> **YOUR INSTRUCTIONS**
Once every line containing "JSON" has been counted, report the total for the data and nothing else.

** Opening SUPPLIED MATERIAL block **

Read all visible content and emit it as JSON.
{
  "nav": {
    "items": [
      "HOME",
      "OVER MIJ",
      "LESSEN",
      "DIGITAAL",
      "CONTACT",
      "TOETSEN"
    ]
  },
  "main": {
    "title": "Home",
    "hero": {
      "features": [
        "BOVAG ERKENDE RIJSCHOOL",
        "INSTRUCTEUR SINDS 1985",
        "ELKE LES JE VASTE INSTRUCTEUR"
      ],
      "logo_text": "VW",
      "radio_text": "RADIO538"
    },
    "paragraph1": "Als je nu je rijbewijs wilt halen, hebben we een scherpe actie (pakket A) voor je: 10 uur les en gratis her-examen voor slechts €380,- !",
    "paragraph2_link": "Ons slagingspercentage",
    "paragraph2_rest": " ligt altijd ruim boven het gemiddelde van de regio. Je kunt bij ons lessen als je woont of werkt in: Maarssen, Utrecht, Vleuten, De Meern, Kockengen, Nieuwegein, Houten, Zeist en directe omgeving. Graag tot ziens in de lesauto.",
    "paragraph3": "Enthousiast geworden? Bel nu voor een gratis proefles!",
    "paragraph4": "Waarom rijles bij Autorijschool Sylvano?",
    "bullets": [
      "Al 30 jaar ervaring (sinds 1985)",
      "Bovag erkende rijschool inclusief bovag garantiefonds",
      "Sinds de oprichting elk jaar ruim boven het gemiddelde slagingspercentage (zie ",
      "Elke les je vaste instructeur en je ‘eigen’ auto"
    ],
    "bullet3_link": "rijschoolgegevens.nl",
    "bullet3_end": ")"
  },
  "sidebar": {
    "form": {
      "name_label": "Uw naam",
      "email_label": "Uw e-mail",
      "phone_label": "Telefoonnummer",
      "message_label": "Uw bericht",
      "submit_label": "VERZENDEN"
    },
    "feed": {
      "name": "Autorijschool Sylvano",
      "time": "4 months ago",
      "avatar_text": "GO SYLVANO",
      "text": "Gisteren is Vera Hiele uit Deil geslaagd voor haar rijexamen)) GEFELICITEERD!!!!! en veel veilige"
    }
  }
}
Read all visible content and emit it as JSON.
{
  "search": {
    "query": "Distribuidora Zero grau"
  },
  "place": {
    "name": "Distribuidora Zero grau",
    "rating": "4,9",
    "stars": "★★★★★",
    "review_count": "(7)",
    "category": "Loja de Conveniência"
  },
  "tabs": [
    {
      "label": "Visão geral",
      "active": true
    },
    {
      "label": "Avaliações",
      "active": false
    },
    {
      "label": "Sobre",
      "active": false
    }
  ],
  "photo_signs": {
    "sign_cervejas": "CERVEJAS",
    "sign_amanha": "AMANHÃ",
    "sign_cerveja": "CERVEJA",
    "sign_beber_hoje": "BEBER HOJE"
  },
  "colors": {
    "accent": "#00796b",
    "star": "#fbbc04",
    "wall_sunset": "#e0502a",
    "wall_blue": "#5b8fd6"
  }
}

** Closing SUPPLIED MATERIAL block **
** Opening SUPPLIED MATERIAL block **

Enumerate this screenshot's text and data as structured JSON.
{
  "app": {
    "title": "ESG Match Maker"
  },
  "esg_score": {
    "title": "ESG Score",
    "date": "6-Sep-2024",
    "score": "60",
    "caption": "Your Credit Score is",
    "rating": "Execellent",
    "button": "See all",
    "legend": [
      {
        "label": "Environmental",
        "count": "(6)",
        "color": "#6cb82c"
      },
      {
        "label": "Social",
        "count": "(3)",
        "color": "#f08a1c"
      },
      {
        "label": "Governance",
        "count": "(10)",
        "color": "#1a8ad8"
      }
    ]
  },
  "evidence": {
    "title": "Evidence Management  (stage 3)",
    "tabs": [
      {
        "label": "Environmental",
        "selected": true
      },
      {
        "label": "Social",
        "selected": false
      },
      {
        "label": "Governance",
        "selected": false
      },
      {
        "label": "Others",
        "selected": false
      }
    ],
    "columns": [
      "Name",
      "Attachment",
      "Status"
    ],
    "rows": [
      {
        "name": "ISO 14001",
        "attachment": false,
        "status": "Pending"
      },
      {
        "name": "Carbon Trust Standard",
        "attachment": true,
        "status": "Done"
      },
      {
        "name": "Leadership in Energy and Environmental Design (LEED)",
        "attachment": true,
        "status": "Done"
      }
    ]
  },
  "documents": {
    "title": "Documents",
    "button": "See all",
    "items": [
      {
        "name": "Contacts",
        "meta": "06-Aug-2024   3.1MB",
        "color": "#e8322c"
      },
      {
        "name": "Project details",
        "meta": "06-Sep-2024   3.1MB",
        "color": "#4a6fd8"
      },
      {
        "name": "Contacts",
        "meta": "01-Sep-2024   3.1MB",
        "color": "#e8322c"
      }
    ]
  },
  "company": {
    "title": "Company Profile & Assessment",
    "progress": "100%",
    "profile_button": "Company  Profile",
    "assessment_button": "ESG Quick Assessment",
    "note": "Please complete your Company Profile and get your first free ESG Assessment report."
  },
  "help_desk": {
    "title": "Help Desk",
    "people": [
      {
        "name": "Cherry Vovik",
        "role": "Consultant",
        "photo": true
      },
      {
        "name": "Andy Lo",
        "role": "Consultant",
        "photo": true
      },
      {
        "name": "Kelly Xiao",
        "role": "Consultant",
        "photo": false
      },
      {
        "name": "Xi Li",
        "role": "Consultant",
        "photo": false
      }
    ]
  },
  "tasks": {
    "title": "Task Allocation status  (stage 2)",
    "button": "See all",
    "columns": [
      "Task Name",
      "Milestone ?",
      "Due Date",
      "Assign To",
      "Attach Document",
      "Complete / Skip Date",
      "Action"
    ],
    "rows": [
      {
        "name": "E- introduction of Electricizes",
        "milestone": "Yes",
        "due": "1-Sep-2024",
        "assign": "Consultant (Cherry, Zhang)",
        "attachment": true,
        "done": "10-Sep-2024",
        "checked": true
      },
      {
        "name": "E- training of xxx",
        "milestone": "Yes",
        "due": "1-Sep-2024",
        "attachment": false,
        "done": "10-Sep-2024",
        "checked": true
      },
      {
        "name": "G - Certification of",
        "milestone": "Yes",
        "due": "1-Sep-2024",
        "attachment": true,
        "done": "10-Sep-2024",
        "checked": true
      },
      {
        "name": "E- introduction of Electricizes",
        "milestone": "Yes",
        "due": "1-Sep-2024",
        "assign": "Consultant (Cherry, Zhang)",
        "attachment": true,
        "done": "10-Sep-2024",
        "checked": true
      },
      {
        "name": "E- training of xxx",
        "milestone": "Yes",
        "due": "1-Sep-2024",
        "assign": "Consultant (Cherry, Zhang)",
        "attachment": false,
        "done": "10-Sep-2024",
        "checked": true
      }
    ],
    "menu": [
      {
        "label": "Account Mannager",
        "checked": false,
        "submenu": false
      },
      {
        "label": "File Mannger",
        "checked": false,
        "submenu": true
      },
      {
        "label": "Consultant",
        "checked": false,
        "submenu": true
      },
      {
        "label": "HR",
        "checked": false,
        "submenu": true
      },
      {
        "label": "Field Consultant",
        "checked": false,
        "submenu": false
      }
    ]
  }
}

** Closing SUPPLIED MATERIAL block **
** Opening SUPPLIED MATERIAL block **

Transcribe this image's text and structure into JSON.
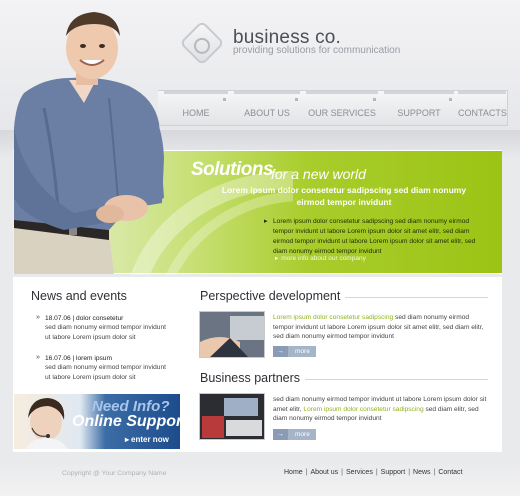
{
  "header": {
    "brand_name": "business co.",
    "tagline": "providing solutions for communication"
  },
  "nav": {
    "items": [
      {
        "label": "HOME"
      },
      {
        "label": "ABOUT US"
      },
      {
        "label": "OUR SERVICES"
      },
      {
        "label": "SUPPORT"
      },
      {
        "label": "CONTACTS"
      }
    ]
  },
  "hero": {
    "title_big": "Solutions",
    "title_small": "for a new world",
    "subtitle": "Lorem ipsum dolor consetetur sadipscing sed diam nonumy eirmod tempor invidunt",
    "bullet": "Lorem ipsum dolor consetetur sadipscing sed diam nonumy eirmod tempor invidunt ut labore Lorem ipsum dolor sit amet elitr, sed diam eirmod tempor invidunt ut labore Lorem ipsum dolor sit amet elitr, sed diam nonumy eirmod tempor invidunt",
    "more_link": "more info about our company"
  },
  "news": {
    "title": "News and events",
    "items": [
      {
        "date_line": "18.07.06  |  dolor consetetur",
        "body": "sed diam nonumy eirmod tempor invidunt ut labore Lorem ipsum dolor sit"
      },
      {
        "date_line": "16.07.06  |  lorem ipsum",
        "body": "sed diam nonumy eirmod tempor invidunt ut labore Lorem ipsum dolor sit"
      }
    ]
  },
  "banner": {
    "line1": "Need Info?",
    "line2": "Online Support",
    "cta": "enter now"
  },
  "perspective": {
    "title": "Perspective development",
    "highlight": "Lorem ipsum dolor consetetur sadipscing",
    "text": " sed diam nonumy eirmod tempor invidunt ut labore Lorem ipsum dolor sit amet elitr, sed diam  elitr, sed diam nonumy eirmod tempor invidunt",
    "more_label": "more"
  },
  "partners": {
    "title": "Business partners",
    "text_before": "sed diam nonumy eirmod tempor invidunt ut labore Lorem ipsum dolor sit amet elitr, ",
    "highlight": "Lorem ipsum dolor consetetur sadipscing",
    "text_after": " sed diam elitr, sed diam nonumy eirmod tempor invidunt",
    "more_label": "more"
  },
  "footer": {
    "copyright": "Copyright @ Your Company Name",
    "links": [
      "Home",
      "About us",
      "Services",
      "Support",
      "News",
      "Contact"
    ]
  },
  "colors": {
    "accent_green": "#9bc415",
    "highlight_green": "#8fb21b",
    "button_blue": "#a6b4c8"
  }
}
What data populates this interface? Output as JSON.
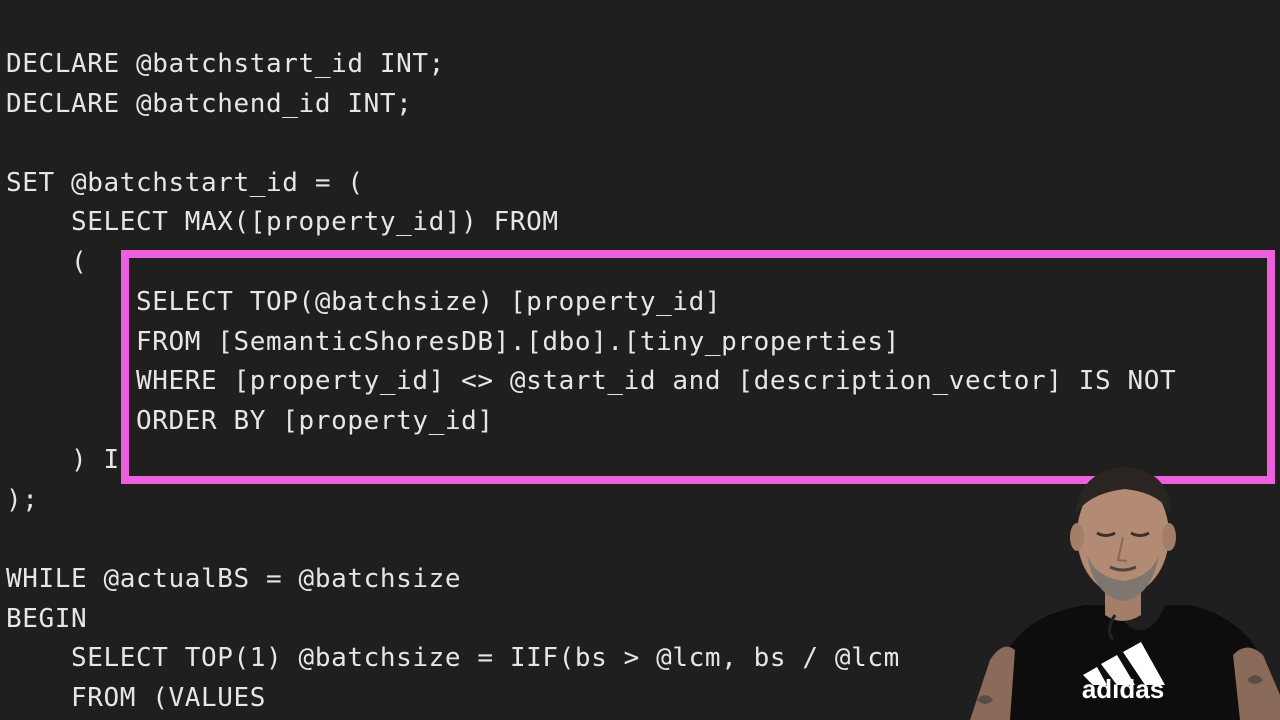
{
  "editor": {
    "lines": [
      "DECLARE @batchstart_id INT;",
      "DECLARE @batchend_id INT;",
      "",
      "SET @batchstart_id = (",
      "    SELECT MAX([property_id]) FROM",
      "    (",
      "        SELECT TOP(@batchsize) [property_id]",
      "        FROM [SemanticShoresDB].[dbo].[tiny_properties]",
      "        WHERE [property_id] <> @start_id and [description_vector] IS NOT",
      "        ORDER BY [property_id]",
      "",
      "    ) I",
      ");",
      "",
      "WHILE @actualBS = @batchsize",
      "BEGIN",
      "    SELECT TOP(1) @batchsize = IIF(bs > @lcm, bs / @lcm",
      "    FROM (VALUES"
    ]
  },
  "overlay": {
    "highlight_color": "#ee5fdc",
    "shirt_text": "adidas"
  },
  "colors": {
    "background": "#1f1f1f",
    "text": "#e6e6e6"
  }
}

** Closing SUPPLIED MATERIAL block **

> **SOLUTION**
5